The Constitution guarantees freedom of the press and the public’s access to information
MINISTER of Women Bathabile Dlamini’s snubbing of eNCA at the launch of the government’s 16 Days of Activism against Gender-Based Violence is shocking.
She claims not to have known that her officials were shielding her from eNCA and/or that she did not have time for interviews with both eNCA and the SABC. She says she, therefore, referred eNCA to a provincial MEC while she spoke to the SABC.
eNCA, though, is standing by its team which says that while they were filming Dlamini’s arrival for the launch in KwaMagwaza, KwaZulu-Natal, on Sunday, the minister and her officials denied them an interview and asked them to leave because she was not comfortable with their presence.

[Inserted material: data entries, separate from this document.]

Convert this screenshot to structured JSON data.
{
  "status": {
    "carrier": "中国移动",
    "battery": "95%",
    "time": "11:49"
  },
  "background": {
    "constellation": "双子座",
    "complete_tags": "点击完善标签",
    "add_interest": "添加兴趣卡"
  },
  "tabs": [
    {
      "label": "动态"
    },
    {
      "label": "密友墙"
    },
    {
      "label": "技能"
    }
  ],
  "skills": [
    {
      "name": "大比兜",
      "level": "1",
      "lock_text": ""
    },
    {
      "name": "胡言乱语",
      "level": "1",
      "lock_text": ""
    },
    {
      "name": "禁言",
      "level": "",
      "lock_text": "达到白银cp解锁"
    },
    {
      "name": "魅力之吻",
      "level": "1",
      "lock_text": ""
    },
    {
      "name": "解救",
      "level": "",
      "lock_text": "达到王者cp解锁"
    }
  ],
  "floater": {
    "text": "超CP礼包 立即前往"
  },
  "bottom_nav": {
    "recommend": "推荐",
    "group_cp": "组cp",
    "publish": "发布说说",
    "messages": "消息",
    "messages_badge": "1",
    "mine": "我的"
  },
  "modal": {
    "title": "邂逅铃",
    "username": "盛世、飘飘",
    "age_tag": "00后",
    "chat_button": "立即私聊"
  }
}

The SABC was granted an interview as they “know the parameters” – a clear reference to the fact that they would treat Dlamini with kid gloves, sticking to her script and refraining from questions about her continued presence in the Cabinet. This in spite of the fact that she was found to have possibly lied under oath about the Sassa debacle when she was minister of Social Development.
It is unacceptable for a minister, who is the face of a national government campaign like the 16 Days of Activism, to discriminate between media organisations covering such an event. It is doubly concerning coming at a time when leaders of the opposition, including the EFF’s Julius Malema, have launched attacks on journalists at events and online.
The Constitution guarantees freedom of the press and the public’s access to information.
The media must stand firm and united against this onslaught.